Work out how many lines of the listing hold "typeparam", then state only that count.

▸ Stored data:
----

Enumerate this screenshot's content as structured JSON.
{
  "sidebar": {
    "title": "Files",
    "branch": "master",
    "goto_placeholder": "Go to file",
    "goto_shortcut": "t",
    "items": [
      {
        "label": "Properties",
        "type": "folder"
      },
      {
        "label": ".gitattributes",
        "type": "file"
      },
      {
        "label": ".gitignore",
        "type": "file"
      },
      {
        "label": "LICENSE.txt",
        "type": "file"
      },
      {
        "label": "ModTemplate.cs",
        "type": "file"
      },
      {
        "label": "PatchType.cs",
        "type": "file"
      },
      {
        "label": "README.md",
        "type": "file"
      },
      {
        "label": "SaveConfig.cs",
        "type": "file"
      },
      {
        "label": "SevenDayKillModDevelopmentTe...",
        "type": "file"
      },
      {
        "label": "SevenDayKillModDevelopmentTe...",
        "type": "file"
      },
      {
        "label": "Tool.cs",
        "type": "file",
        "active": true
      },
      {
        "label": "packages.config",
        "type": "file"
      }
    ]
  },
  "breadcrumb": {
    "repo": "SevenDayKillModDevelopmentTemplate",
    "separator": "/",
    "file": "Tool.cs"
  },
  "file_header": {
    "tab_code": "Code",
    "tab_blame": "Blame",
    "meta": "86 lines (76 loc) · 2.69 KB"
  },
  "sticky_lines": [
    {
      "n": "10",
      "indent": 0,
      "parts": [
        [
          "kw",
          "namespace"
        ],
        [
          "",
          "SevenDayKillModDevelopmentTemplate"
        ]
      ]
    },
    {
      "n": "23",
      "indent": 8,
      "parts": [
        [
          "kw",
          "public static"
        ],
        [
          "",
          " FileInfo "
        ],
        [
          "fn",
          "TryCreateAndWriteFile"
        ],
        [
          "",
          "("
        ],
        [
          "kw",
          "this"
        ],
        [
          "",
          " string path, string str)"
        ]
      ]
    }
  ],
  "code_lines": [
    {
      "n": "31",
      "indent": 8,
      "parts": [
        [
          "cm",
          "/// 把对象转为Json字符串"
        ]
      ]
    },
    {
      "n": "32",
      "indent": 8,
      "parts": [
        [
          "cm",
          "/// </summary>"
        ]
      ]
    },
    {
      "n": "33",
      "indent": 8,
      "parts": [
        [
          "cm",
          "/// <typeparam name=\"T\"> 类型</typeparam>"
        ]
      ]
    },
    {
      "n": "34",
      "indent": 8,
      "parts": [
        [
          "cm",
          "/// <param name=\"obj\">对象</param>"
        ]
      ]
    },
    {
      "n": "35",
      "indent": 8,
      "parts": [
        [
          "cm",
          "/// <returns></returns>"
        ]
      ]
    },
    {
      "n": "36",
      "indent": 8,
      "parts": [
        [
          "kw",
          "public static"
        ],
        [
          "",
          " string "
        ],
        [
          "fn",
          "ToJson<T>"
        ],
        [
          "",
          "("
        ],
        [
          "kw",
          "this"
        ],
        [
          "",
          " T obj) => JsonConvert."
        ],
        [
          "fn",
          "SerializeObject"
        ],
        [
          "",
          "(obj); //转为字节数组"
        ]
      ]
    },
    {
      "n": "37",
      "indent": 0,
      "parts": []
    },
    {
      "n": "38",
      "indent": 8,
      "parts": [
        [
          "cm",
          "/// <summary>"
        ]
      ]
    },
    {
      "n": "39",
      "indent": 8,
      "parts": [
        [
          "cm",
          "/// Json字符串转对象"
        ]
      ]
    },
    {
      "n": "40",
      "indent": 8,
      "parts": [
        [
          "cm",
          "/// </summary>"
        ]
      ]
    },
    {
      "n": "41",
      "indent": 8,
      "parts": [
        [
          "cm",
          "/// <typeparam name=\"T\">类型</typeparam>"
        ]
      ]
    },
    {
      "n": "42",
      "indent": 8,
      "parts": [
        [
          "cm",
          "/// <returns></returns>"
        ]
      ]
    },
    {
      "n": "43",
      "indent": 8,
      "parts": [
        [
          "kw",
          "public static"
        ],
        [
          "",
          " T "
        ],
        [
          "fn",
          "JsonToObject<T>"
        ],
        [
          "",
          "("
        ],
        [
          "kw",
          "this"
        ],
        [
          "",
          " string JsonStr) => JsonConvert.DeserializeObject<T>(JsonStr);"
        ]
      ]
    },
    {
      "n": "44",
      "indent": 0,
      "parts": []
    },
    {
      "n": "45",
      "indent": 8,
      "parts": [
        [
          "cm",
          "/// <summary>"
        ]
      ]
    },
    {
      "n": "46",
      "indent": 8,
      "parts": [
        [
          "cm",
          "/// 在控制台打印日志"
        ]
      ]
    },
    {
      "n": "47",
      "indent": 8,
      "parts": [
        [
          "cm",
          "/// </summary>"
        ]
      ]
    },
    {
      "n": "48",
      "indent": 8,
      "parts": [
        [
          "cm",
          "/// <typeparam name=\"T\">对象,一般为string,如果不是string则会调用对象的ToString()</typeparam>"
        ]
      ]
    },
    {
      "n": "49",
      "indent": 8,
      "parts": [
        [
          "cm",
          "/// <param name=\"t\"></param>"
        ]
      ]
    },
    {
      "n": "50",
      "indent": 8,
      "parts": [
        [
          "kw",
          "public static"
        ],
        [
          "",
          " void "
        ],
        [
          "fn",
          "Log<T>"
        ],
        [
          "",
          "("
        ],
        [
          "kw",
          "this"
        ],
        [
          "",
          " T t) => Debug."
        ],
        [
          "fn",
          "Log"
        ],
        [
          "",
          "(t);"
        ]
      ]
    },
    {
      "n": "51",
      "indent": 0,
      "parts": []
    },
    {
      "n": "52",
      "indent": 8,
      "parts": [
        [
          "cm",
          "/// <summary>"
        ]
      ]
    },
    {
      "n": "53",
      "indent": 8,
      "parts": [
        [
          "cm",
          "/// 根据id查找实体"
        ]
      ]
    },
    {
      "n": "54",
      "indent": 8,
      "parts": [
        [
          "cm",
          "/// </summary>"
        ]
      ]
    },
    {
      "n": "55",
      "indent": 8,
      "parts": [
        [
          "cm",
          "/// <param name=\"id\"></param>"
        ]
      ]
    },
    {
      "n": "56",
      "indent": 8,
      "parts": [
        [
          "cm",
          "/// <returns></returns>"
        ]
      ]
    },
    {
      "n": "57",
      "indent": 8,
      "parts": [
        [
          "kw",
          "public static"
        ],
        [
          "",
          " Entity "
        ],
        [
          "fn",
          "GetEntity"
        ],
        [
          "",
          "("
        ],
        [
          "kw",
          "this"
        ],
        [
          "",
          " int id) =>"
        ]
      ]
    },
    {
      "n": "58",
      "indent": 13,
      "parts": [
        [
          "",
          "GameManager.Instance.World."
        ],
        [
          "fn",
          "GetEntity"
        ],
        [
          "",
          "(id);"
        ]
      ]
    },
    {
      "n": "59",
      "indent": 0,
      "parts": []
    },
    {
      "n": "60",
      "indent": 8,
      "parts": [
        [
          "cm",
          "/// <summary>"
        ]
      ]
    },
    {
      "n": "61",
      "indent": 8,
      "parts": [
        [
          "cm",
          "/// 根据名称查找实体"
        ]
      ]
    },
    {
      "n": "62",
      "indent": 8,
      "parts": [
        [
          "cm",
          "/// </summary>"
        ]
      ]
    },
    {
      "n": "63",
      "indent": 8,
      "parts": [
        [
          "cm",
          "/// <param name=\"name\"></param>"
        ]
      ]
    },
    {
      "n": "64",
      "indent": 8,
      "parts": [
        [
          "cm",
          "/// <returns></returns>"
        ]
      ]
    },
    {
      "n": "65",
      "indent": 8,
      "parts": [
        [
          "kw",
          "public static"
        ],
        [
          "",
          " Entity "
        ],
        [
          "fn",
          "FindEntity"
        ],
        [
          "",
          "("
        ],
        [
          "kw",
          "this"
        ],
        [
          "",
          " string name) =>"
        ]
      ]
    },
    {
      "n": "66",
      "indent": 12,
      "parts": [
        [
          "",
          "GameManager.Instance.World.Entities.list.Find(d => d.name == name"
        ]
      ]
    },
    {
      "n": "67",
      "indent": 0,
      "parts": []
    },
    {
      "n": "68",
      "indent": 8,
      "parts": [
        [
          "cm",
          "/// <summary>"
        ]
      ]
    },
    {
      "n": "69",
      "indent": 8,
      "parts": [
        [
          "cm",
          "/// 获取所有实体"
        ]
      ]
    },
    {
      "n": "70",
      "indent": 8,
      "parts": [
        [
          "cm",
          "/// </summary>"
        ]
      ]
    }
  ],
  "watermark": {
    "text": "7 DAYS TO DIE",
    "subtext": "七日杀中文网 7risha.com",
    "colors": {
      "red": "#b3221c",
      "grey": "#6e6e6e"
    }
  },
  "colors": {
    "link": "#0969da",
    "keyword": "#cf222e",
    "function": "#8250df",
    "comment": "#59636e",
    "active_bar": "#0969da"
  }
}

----

▸ Completed exercise: 3